There’s a place where the outer world and inner world meet. That place is quiet. Mysterious like a farm pond. Awkward. A first kiss kind of awkward. But to turn away from that place – too busy, too smart, too afraid, too skeptical – is to turn away from the very thing that can save us.
Not save us like a lifejacket from water. But save us the way water is necessary to lift a boat safely to shore. The thing that can destroy us is what what can save us.
Last week, on Ash Wednesday, I sat in our beautiful chapel, the doors wide open to the street, sun setting, light changing, cars rumbling past, people pausing and looking into the chapel like someone staring into their own tomb. I sat in a chair, alone, reading a book and waiting. Candles flickered upon the altar.
A few people walked into the chapel ready to receive the ashes. A few said, “Hello Father.” I didn’t correct them. I marked their foreheads with a cross of ashes. “From dust you came to dust you must go.”
Why do I want to weep every time I say the words? From. Dust. You. Came. (I’m okay with that part.) To. Dust. You. Must. Go. (That’s where I want to weep.)
I weep for my mother. Her name was Joyce. And grandmother. Her name was Agnes. And Ken Lawrence. And Harry Antrim. And Forrest Church. And Arthur Caliandro. My friends are dying. I weep for a little girl in Fort Worth. You fill in the blank.
This world rubs up against another world. This life against that life. Who we are touches what we want to become. It happens on a Wednesday. Ash Wednesday. Or the week after Ash Wednesday. Or a Tuesday. Or a Saturday afternoon. The time doesn’t matter. But it happens.

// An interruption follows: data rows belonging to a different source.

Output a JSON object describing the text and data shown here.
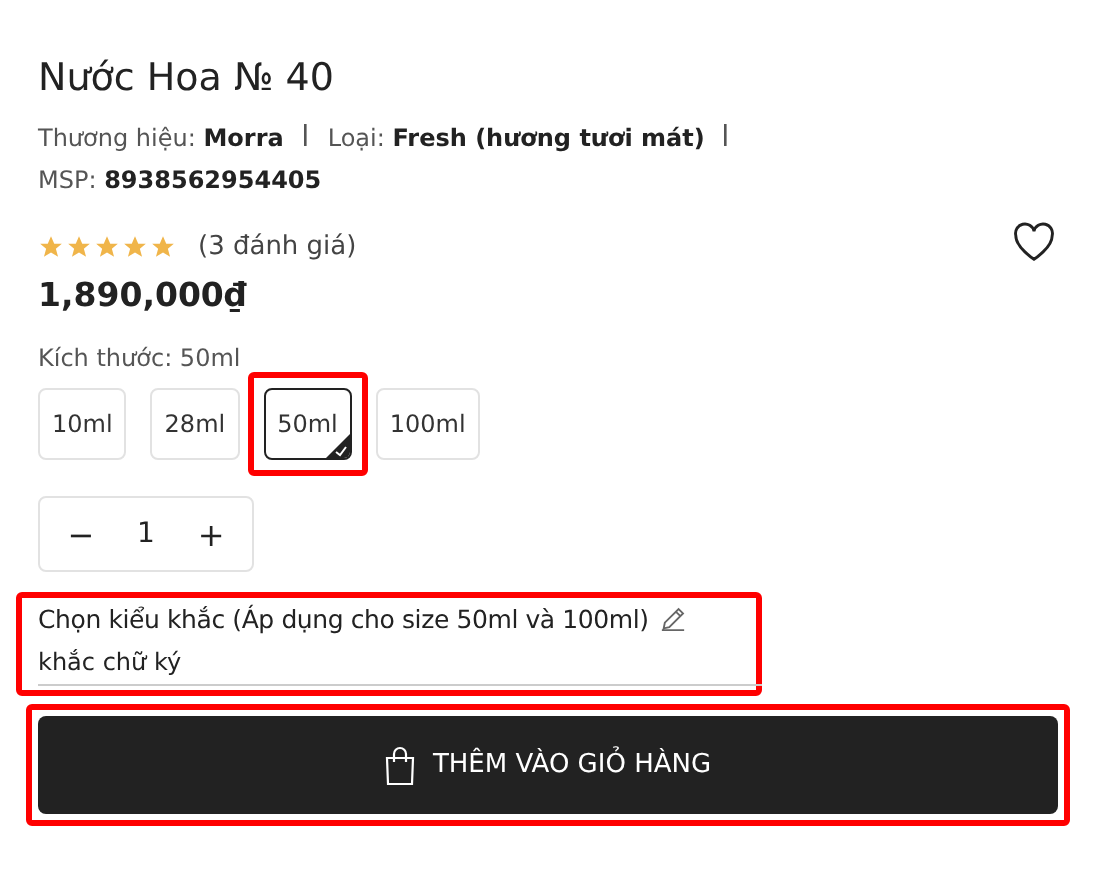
{
  "product": {
    "title": "Nước Hoa № 40",
    "meta": [
      {
        "label": "Thương hiệu:",
        "value": "Morra"
      },
      {
        "label": "Loại:",
        "value": "Fresh (hương tươi mát)"
      },
      {
        "label": "MSP:",
        "value": "8938562954405"
      }
    ],
    "stars": 5,
    "reviews": "(3 đánh giá)",
    "favorite": false,
    "price": "1,890,000₫"
  },
  "size": {
    "label": "Kích thước: 50ml",
    "highlighted": true,
    "options": [
      {
        "label": "10ml",
        "selected": false
      },
      {
        "label": "28ml",
        "selected": false
      },
      {
        "label": "50ml",
        "selected": true
      },
      {
        "label": "100ml",
        "selected": false
      }
    ]
  },
  "quantity": {
    "minus": "−",
    "value": "1",
    "plus": "+"
  },
  "engraving": {
    "label": "Chọn kiểu khắc (Áp dụng cho size 50ml và 100ml)",
    "value": "khắc chữ ký",
    "highlighted": true
  },
  "add_to_cart": {
    "label": "THÊM VÀO GIỎ HÀNG",
    "highlighted": true
  }
}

Take a Breath today. The door is open. Light is changing. A figure sits in a chapel waiting for you. Walk in. It’s all dust. It’s magic. It’s dust.